(traditional song, Wikipedia article)
This song was one I learned on Sesame Street. SS, being one of those shows that repeats content (which stacks up with brain research for early childhood), now I have lost the grammatical thread of the sentence. What I was trying to say is that SS repeats content. So "There's a hole..." is a song from my first childhood (when I was wee) and my second childhood (when the sibs were wee.) I wouldn't be surprised if it is still featured on Sesame Street. For the record, I'm on my third childhood (where all my friends have wee ones and I am a children's librarian.)
Another tangent. I spoke yesterday with a dear friend who reads this blog daily. It was a bit bizarre that he knew exactly what I was talking about because he could reference blog entries as I was filling him in on my life up to date. His daughter is five. As a reflex, I asked him how old she was, and I knew before he answered, because of course she's five. All my friends that could be, were parents five years ago. So I know at least three five year olds in Pittsburgh alone. Four, if you include Cranberry. I know more than five if you include the lower 48 and extend it out to include the world. Of course she's five. What other age could she be?

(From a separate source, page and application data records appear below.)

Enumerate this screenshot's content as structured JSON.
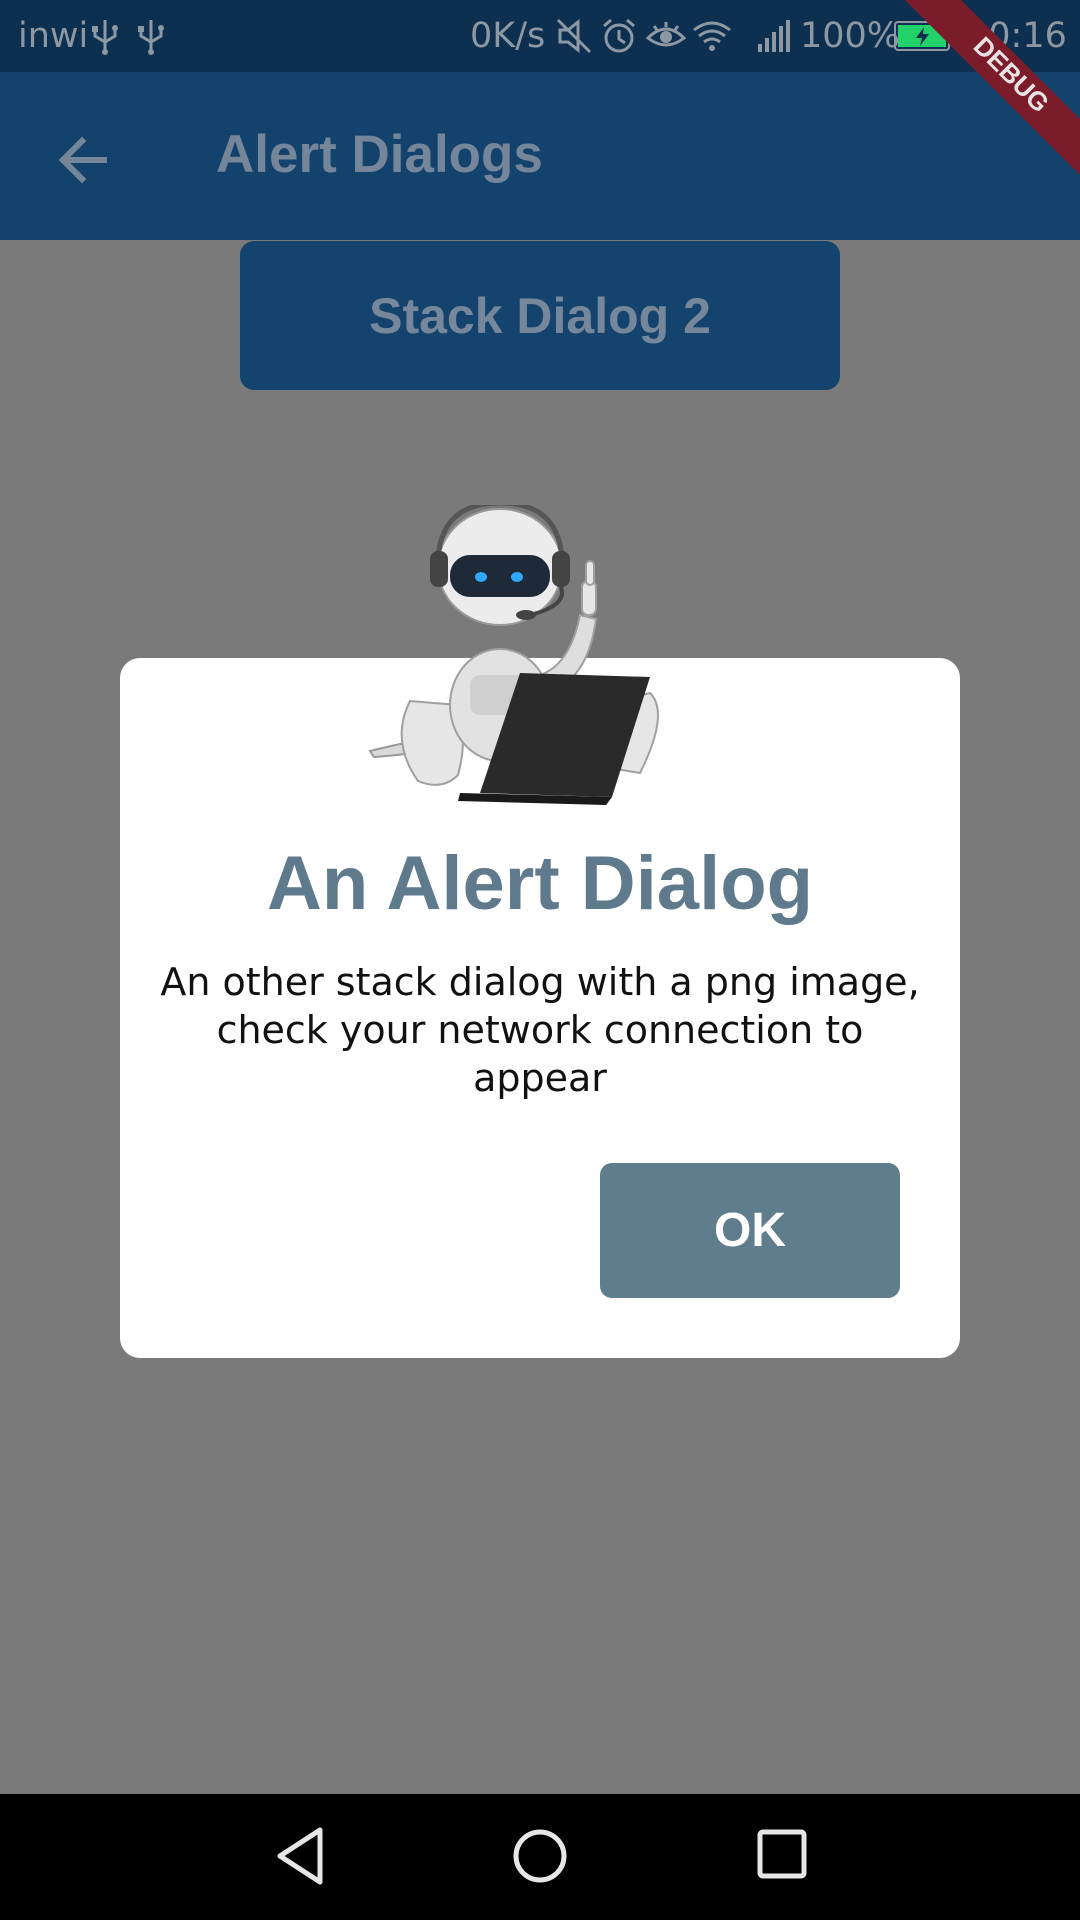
{
  "status_bar": {
    "carrier": "inwi",
    "network_speed": "0K/s",
    "battery": "100%",
    "time": "20:16",
    "icons": [
      "usb-icon",
      "usb-icon",
      "mute-icon",
      "alarm-icon",
      "eye-icon",
      "wifi-icon",
      "signal-icon",
      "battery-icon"
    ]
  },
  "debug_banner": "DEBUG",
  "app_bar": {
    "title": "Alert Dialogs",
    "back_icon": "arrow-back-icon"
  },
  "page": {
    "button_label": "Stack Dialog 2"
  },
  "dialog": {
    "image": "robot-with-laptop",
    "title": "An Alert Dialog",
    "message": "An other stack dialog with a png image, check your network connection to appear",
    "ok_label": "OK"
  },
  "nav_bar": {
    "icons": [
      "back-nav-icon",
      "home-nav-icon",
      "recents-nav-icon"
    ]
  },
  "colors": {
    "app_bar": "#13436d",
    "scrim": "#7a7a7a",
    "dialog_title": "#5f7a8c",
    "ok_button": "#5f7d8c",
    "debug_banner": "#7b1c2a"
  }
}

It is either way too late or way too early for me to be up, but there you go. I had an exhausting but satisfying Sunday and came home to crash on the couch (with the TV on) at 9pm. I woke up at midnight to Sis' favorite show, Alias, which I'd never seen before. LOVED IT. I mean, few network shows feature Warsaw as one of their stops around the globe. That wasn't the only thing I loved, but I am too tired to expound.
I impulsively check email upon awakening. It's not the best habit, but there you go. Yesterday I didn't talk to anyone at 304 Walnut but last night my father sent me four emails: an article about Billy Graham, an article about Evangelical Christianity moving to places in the third and second worlds (i.e. not the "Western World," Europe and the US), a column by Art Buchwald about being a hospice dropout (It starts out with these opening lines: "The summer is over. As I reported in June, instead of going to Heaven I went to Martha's Vineyard."), and an email in which he recorded that today (yesterday at this reading) was Jim Henson's birthday. He would have been 70.
Three of the emails were articles he'd referenced in phone calls we'd had. My father is one of the most well-read men I know. When he worked the Econ desk in Warsaw or Tegucigalpa, he would read three newspapers a day. He reads more now, I think. He goes to Panera with his laptop because while Starbucks has the New York Times in print form, Panera has the Wall Street Journal, and you can get most of the print content of the NYT online, while the WSJ online has a hefty subscription fee. In another life I think my father would be a librarian. He keeps up email lists that are pretty much clipping services to former collegues about Brazil, Columbia, and Poland. It's not something I think about often, but I think the church will be standing room only when he passes.
To my father, (I've said this before, so humor me) a stranger is a friend he hasn't met yet. I remember one time as we were in the airport in Brasilia, on the way to my gate as I was going back to Pittsburgh, we ran into, of all people, my dad's barber. Yes, the man who cut my father's hair. We stood around for at least five minutes while my father bantered on with this man. (Did I mention there was a blizzard on the Eastern Seaboard and I didn't know if my flight would depart?) But that's the kind of man he is. As annoying as it sometimes is, I love him for it.
Emily and I have been talking about fathers lately. How knowing an earthly father aids us in constructing a relationship with Father God. How true I am finding that these days. In my walks, as I gaze upon my Father's world, I think about how dear I am to Him. And that is where we come back to the bucket. Remember the bucket? There's a hole in the bucket.
Dwight L. Moody, when asked if he was filled with the Holy Spirit, replied, "Yes, but I leak." As I have been supporting my friends in this time, as I have been supporting myself in this time, I have found that I need to refill my bucket daily. If I don't have time with God, either in solitary prayer or corporate worship, I'm doomed. Because no human can fill my bucket. No human can fill the need I have for agape love. I love my family. But they are not always around. I love my friends. But they are often wounded, cracked pots, just like me. There's a saying that crops up on bumper stickers: Hurt people hurt people. We don't have to try very hard to hurt someone's feelings. And sometimes we hurt their feelings without even trying. We didn't know that today was their birthday or that they love that song/movie/book/person we just ranted about.
"All my life, I've been in hiding, wishing there was someone just like You." These lyrics only really work if we're singing them in worship to God. Most love songs on popular radio are in the same category. I've heard Peter Gabriel's song "Your Eyes" done a cappella by a Christian group, and the words made so much more sense referring to God's eyes. "In your eyes/I am complete/in your eyes/I see the doorway to a thousand churches/in your eyes/the resolution of all the fruitless searches..."
So my friends, the joy I share with them, is just icing on the cake. I need them as much as they need me, but if I don't have a solid relationship with God, I am no use to them. Because I leak. I offend. And I get lonely at two in the morning.
3 weeks ago